Given data:
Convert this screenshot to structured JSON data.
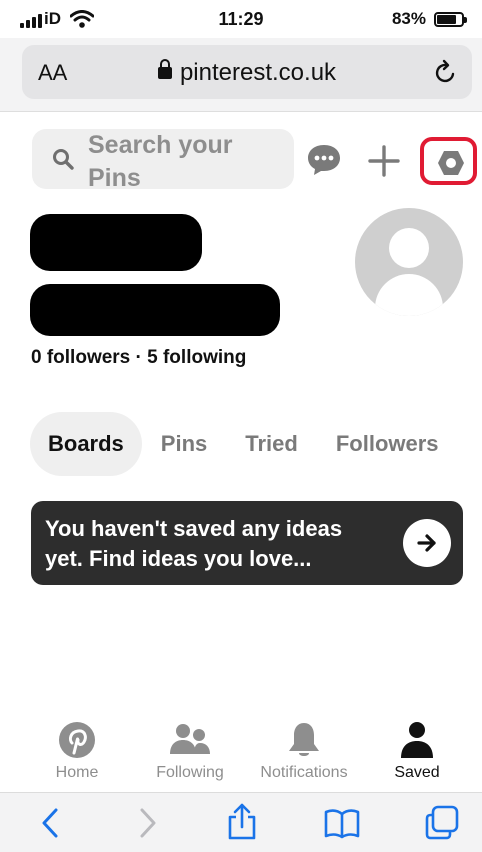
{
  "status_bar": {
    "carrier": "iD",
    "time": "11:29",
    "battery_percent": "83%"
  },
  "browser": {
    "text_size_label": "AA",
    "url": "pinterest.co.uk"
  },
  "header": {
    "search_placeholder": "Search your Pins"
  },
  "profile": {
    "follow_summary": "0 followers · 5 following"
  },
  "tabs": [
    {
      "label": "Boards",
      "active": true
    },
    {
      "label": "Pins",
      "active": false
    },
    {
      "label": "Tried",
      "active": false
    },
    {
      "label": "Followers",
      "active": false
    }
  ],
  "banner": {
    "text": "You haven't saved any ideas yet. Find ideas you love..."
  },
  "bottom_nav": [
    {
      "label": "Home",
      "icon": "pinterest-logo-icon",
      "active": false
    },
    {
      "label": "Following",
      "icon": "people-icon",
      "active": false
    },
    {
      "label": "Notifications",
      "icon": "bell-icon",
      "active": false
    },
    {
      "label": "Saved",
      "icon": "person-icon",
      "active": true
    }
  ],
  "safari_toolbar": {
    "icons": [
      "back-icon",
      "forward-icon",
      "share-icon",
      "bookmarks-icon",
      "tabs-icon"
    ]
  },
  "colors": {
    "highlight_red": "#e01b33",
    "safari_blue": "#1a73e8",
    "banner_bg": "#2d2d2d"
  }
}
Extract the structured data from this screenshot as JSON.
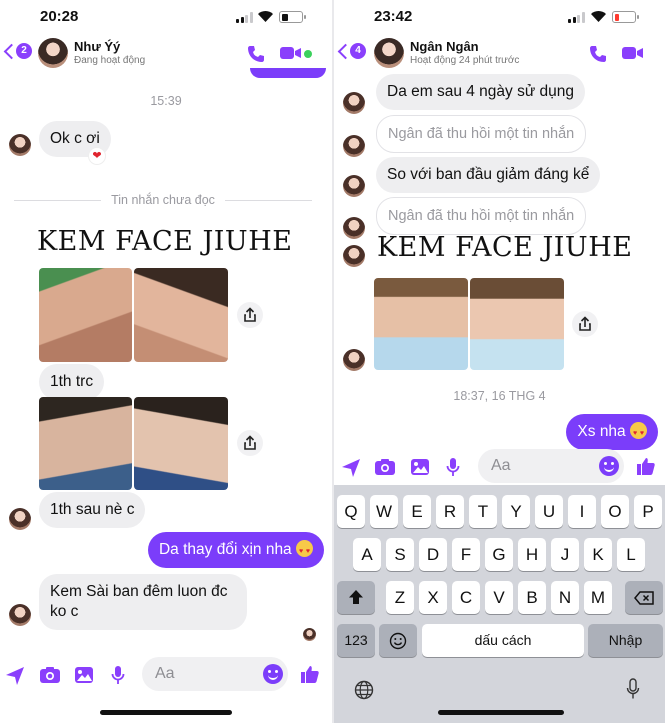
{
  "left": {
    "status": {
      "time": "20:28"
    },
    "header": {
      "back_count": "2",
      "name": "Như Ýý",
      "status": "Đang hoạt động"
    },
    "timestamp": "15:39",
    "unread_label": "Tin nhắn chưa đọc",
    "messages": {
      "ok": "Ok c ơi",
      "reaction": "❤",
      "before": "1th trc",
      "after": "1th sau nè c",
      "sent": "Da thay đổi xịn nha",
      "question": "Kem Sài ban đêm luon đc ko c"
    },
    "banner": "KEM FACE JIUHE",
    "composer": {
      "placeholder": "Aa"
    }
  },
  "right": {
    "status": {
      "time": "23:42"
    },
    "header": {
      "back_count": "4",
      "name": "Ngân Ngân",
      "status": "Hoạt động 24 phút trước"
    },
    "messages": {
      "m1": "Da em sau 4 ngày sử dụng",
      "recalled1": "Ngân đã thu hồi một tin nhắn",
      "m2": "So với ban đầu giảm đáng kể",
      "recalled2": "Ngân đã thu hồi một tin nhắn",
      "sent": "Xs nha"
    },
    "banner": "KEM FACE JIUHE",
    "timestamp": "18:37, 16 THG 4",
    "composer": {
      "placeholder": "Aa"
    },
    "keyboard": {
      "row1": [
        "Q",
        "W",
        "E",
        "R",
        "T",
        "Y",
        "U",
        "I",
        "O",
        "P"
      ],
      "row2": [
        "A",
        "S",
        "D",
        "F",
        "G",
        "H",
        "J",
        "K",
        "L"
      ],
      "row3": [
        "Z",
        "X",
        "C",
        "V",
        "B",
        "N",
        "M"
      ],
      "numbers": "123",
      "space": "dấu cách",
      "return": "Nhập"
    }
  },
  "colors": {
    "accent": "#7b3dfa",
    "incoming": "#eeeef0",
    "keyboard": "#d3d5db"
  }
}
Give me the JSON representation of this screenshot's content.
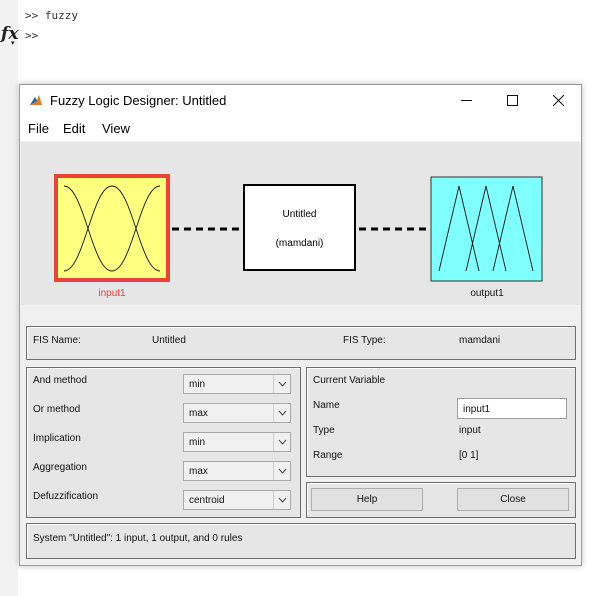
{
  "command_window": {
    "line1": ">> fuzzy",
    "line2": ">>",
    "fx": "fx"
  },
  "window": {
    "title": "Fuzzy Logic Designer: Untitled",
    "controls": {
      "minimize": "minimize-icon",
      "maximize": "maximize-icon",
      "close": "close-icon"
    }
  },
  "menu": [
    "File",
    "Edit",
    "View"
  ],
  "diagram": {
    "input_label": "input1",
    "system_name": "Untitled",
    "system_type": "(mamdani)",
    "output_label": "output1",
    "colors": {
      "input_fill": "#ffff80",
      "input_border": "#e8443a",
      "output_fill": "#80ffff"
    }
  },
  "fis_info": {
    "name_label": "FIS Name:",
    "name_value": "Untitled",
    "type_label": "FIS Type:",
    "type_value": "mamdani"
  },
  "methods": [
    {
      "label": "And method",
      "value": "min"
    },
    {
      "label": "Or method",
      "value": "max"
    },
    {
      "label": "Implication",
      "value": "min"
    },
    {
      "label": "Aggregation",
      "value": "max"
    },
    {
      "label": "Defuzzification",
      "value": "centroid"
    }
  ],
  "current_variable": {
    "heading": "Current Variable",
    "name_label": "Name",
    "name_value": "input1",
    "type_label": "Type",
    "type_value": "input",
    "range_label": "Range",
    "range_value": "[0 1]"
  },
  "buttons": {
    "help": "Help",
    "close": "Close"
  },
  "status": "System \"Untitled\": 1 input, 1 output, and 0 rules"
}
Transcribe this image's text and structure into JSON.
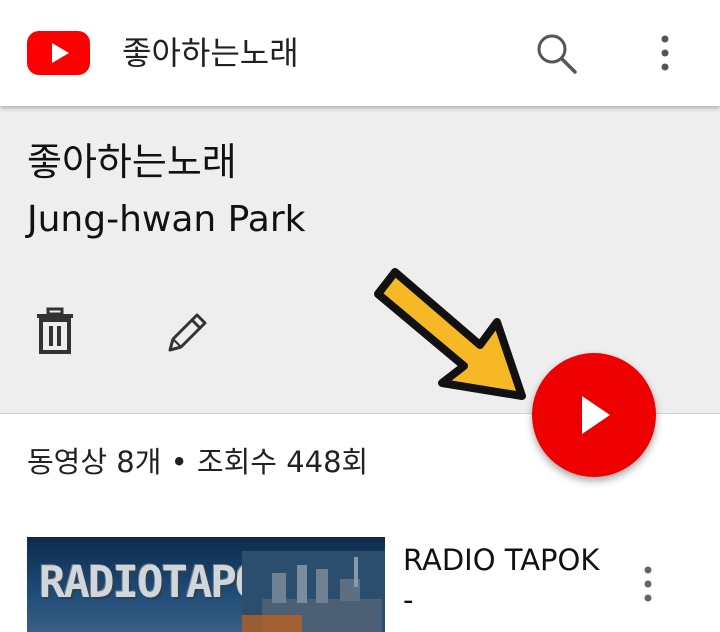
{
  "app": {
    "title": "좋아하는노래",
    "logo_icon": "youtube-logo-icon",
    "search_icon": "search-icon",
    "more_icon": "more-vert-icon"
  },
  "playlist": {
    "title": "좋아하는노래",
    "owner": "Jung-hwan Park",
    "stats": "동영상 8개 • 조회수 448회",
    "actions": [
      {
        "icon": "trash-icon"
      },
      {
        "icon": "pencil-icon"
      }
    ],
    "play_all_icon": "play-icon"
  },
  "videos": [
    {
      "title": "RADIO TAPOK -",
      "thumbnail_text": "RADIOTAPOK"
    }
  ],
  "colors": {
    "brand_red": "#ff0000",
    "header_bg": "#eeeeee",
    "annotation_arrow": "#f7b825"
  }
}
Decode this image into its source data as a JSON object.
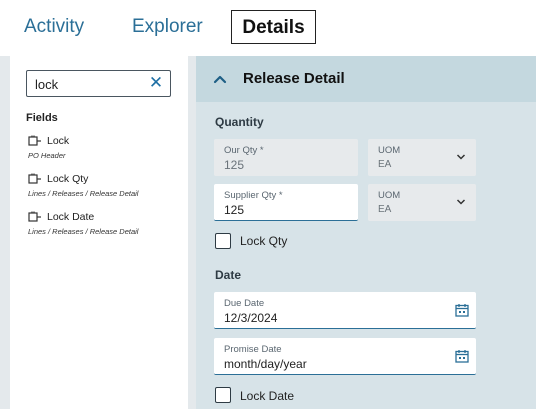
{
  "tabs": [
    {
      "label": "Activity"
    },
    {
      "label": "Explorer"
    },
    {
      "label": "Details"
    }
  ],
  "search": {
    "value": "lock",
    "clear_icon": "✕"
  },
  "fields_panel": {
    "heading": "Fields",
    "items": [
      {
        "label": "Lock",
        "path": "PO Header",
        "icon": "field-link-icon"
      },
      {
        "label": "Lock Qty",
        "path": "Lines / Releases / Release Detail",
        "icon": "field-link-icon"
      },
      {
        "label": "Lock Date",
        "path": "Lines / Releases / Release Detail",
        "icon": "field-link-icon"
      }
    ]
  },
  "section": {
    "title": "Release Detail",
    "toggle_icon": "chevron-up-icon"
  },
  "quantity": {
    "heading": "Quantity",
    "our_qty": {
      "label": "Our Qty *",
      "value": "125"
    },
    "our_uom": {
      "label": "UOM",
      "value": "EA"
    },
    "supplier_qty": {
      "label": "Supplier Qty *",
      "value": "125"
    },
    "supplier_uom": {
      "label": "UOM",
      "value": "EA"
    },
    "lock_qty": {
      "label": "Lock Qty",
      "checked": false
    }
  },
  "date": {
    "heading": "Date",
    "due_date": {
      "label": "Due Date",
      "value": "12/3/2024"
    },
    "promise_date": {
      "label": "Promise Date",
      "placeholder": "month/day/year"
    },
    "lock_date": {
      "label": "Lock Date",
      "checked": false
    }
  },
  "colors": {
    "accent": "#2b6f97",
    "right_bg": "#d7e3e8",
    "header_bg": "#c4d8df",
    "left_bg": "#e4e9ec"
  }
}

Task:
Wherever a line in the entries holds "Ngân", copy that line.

Solution for this problem:
      "name": "Ngân Ngân",
      "recalled1": "Ngân đã thu hồi một tin nhắn",
      "recalled2": "Ngân đã thu hồi một tin nhắn",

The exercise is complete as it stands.